Beginning in the early 1980s existing camera noses were retrofitted with IRDS turrets. Early models were known as P-3C "Baseline" or Non-Update aircraft. All aircraft were retrofitted with dual LTN-72 inertial navigation systems. P-3C Update I: New and improved avionics, 31 built. P-3C Update II: With infra-red detection system, sonobuoy reference system, ability to carry the AGM-84 Harpoon anti-ship missile. P-3C Update II.5: 24 aircraft with more reliable LTN-72 inertial navigation system and enhanced communications equipment. P-3C Update III: 50 new-build aircraft incorporating systems of Update II and Update II.5 with new acoustic processor, sonobuoy receiver, plasma displays, OMEGA navigation and improved auxiliary power unit. P-3C SUDS: retrofit of selected NUD, UDI, UDII an UDIII aircraft to UDIII acoustic processor and other avionics standard.
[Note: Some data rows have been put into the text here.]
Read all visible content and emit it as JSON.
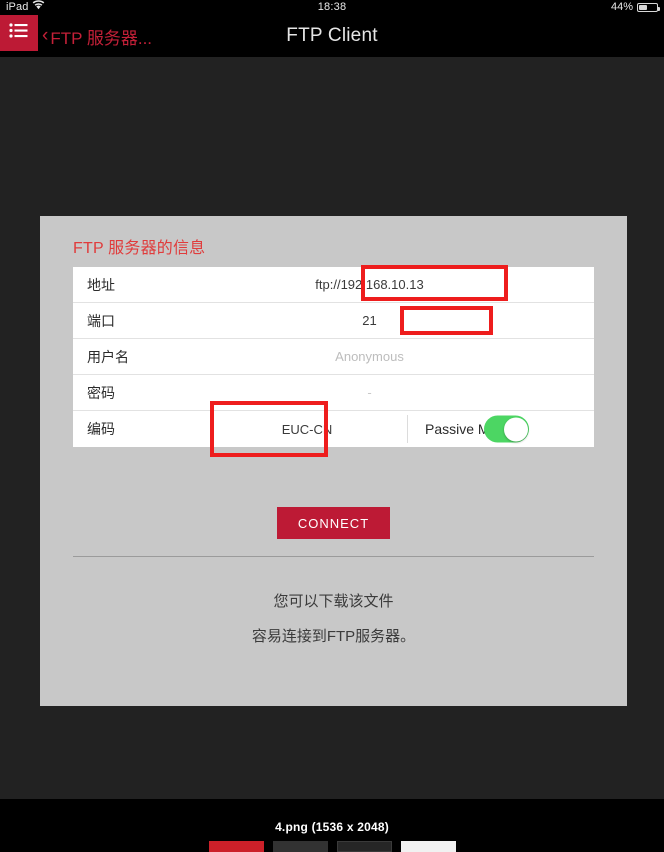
{
  "status_bar": {
    "device": "iPad",
    "wifi_icon": "wifi-icon",
    "time": "18:38",
    "battery_percent": "44%",
    "battery_level": 44
  },
  "nav_bar": {
    "menu_icon": "hamburger-list-icon",
    "back_chevron": "‹",
    "back_label": "FTP 服务器...",
    "title": "FTP Client"
  },
  "panel": {
    "title": "FTP 服务器的信息",
    "fields": [
      {
        "label": "地址",
        "value": "ftp://192.168.10.13",
        "is_placeholder": false
      },
      {
        "label": "端口",
        "value": "21",
        "is_placeholder": false
      },
      {
        "label": "用户名",
        "value": "Anonymous",
        "is_placeholder": true
      },
      {
        "label": "密码",
        "value": "-",
        "is_placeholder": true
      }
    ],
    "encoding_row": {
      "label": "编码",
      "value": "EUC-CN",
      "passive_label": "Passive Mode",
      "passive_enabled": true
    },
    "connect_label": "CONNECT",
    "notes": [
      "您可以下载该文件",
      "容易连接到FTP服务器。"
    ]
  },
  "annotations": [
    {
      "name": "address-highlight",
      "target": "ftp://192.168.10.13"
    },
    {
      "name": "port-highlight",
      "target": "21"
    },
    {
      "name": "encoding-highlight",
      "target": "EUC-CN"
    }
  ],
  "footer": {
    "caption": "4.png (1536 x 2048)"
  },
  "colors": {
    "accent_red": "#bd1a35",
    "title_red": "#e03c3c",
    "annotation_red": "#ee1d1d",
    "toggle_green": "#4cd663",
    "panel_gray": "#c8c8c8",
    "app_background": "#222222",
    "nav_background": "#000000"
  }
}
Update 4 was intended to be the common avionics suite for the P-3C aircraft and its planned replacement, the Lockheed P-7, which never made it to production.

One P-3C was converted to the UD4 interior and that aircraft was stripped and turned into a Special Mission aircraft. P-3C AIP: P-3C Update III with interior modification to add ASQ-222 mission computer, ASQ-78A/B acoustics system, APS-137 ISAR radar. P-3C CUP: P-3C with interior modification to convert UD2.5 to carry ASQ-227 mission computer and ASQ-78B acoustics suite.

Sunburn (Fuel song)

"Sunburn" is a song by American rock band Fuel. It was released in 1999 as the third single from their debut studio album Sunburn, it spent 9 weeks on the Billboard Alternative Songs chart in 1999. 31. The album version of the song was featured on the Scream 3 movie soundtrack Scream 3: The Album. A live acoustic version was featured on the charitable album Live in the X Lounge. "Sunburn" was released as second track on a double A-side maxi single "Shimmer / Sunburn" in Australia on May 7, 1999. It spent 29 weeks on Australian charts, reaching No. 16 in August 1999. Sunburn – 3:59 Sunburn – 4:23 Shimmer – 3:34 Sunburn – 4:25 Shimmer – 3:20 Sunday Girl – 3:16 Walk The Sky – 3:20 Fuel Shimmer / Sunburn Lyrics of this song at MetroLyrics